Jean-René Bernadeau is facing a race against time to secure the future of the Europcar team. The car rental company’s sponsorship of the French Pro Continental team runs out at the end of 2015 and they announced at the end of last year that they won't be renewing.
This has left Bernaudeau struggling to find a sponsorship deal that would prevent the team from folding and riders and staff finding themselves out of work. With interest in cycling at its peak during the Tour de France, the manager and former rider is currently in negotiations but riders will understandably be getting twitchy and may be thinking about trying to secure a deal elsewhere.
L’Equipe reported that Bernaudeau has asked his riders to allow him two weeks to find a deal, after which they are free to sign contracts with other teams.
“I have never lied, I have contacts and plenty of meetings. I’m going to Paris on Wednesday for two days. I’m not messing them around, I tell them the truth. I’m not going to Paris to see the Eiffel Tower," said Bernaudeau in an interview with RMC Sport.
"I know I have some good avenues. I know I could have signed something three weeks ago, but that came to nothing.
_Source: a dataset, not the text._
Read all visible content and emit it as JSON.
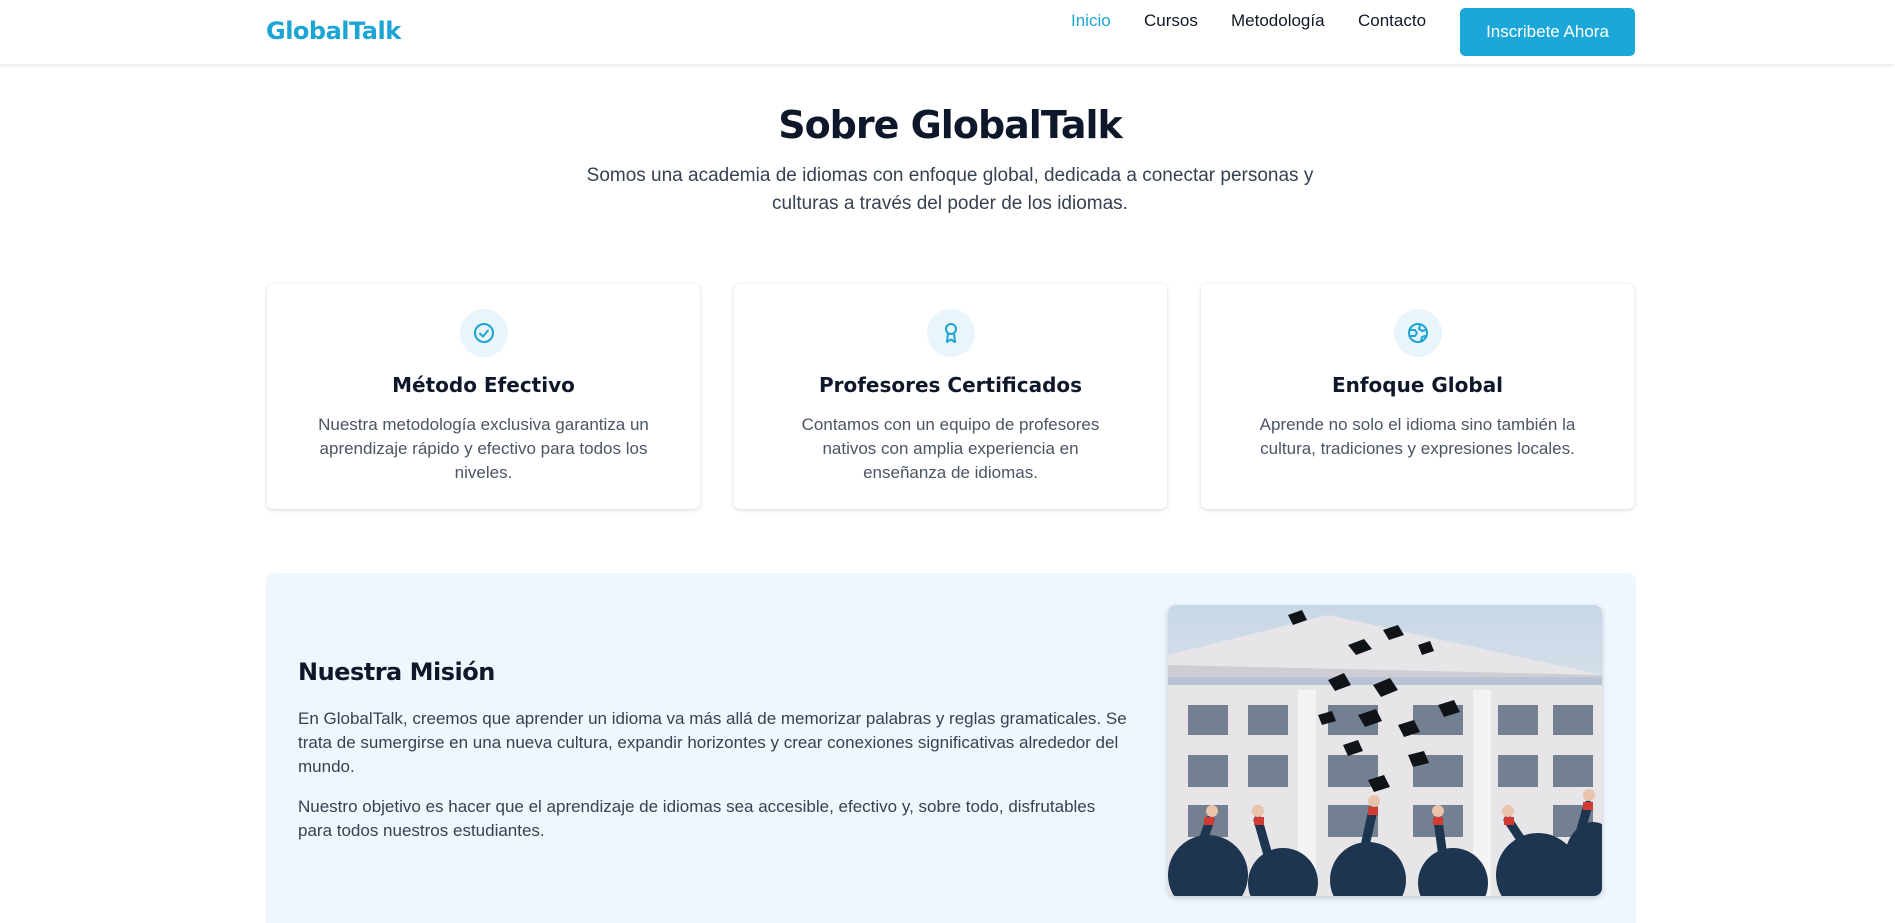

But today I am sure of what I am offering; I know that there is interest. The Tour de France also raises interest."
The team developed from the Vendée U amateur set-up and entered the professional ranks in 2000 as Bonjour. Europcar took over as the main financial backer after its previous title sponsor Bouygues Telecom pulled out at the end of the 2010 season and the team jumped up to WorldTour level for a year in 2014.
“I need 5,5 million euros to cover my budget," continued Bernaudeau. "We have a team which, when things aren’t going so well and we are having less success, is still there nonetheless. We embrace victory. Our Tours de France are good, more or less in line with the exploits of 2011 and 2012. We have had two jerseys in Paris and five stage wins in five years."
It has been reported that Bryan Coquard could join IAM Cycling for 2016, though no signings can become official before the window opens on August 1. As teams snap up riders and fill their rosters, there may come a point, if it hasn’t been reached already, where Europcar riders lose faith and pragmatism becomes the priority. Bernaudeau insists his riders are faithful at this point in time and that while it would be disappointing if one or two were to jump ship, it wouldn’t be the end of the world.
“They have confidence in me, I have confidence in them. I say to them: ‘first of all, your performances are your assets but don’t forget those who work in the background - thanks to them, you will be able to have a big market value'. So I do my job, they do theirs and then we let things play out. If a rider leaves without warning me I’d maybe have the feeling that I was wrong about them.
“It’s not just the professional team that’s in danger but the whole system I’ve created with it, made up of around 100 people. It’s not going to change my life if there are one or two departures.